Mister Obama, you must not forget that we always reap the fruit that we sow. Any human being should be sowing humanity and peace, especially one who has a Nobel Peace Prize. I hope that you will not end up converting the “dream of brotherhood” that Martin Luther King hoped for into a nightmare for peoples and humanity.

Please accept my greetings for Peace and Good Will

Adolfo Pérez Esquivel
Noble Peace Laureate

September 4 2013


new efforts under way to abolish death penalty in washington

Death penalty statutes in the united states2
Death penalty statutes in the united states2 (Photo credit: Wikipedia)

New efforts under way to abolish death penalty in Washington

The new resolution, inter alia, calls on all States to establish a moratorium on executions with a view to abolishing the death penalty.
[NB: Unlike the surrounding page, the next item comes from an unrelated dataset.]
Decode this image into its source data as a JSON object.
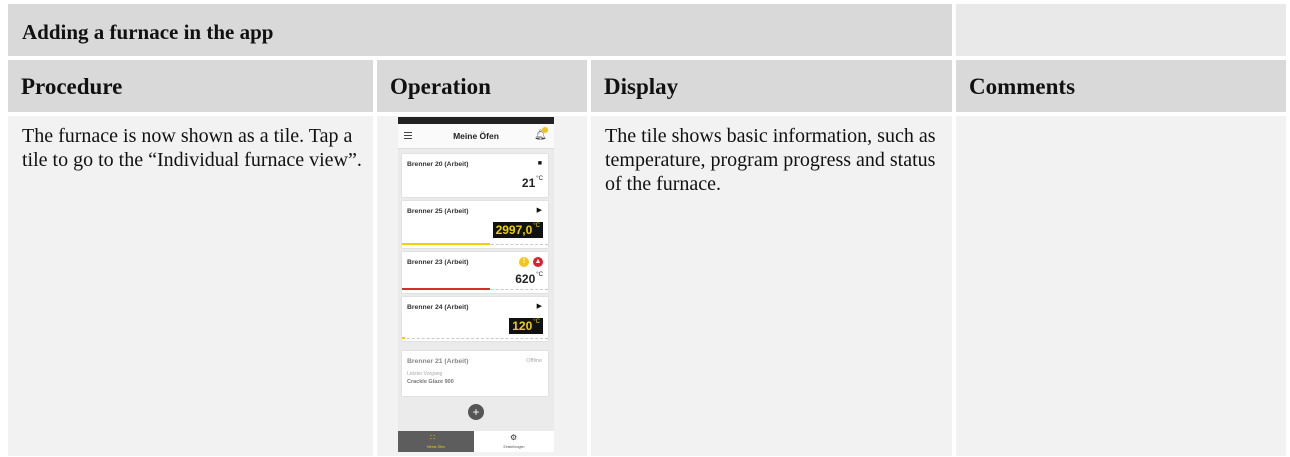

English: Map that shows how Countries voted to...
English: Map that shows how Countries voted to the 2008 UN moratorium on the death penalty proposal. In green, those who voted in favor. In red, those who voted against. In yellow, those who abstained. Italiano: Mappa che mostra i voti alla proposta all’ONU di moratoria universale della pena di morte del 2008. In verde, i Paesi che hanno votato a favore. In rosso, quelli che hanno votato contro. In giallo, quelli che si sono astenuti. (Photo credit: Wikipedia)

Death Penalty Moratorium

22 November 2012

United Nations Secretary-General Ban Ki-moon welcomes a record vote by a General Assembly committee in favour of the call for a moratorium on the use of the death penalty, according to his spokesperson.

“Monday’s vote offers the opportunity to again encourage Member States who still practice the death penalty or retain it in law to follow suit,” the spokesperson added in a news statement, noting that 150 States have either abolished or do not practice the death penalty.

He continued, “The Secretary-General therefore calls on Member States to join the worldwide trend and support next month’s General Assembly resolution on a moratorium on the use of the death penalty.”

The new resolution, inter alia, calls on all States to establish a moratorium on executions with a view to abolishing the death penalty.

The vote took place on Monday in the Assembly’s Third Committee, which adopted the resolution by 110 votes in favour, with 39 against and 36 abstentions.

The Third Committee deals with social and humanitarian issues, as well as human rights. It is one of six such bodies, which each deal with a block of issues and themes under discussion by the wider General Assembly, but which lend themselves to more effective discussion in smaller settings before then being forwarded to all UN Member States – in the so-called General Assembly Plenary – for a final decision.

Mr. Ban’s spokesperson said the Committee’s resolution reflects a trend against capital punishment which has grown stronger across regions, legal traditions and customs since a landmark General Assembly resolution on the topic in 2007.

“The Secretary-General saluted this development at a high-level event on the death penalty in New York this July,” the spokesperson added. “He said then that the taking of life is too absolute, too irreversible, for one human being to inflict on another, even when backed by legal process.”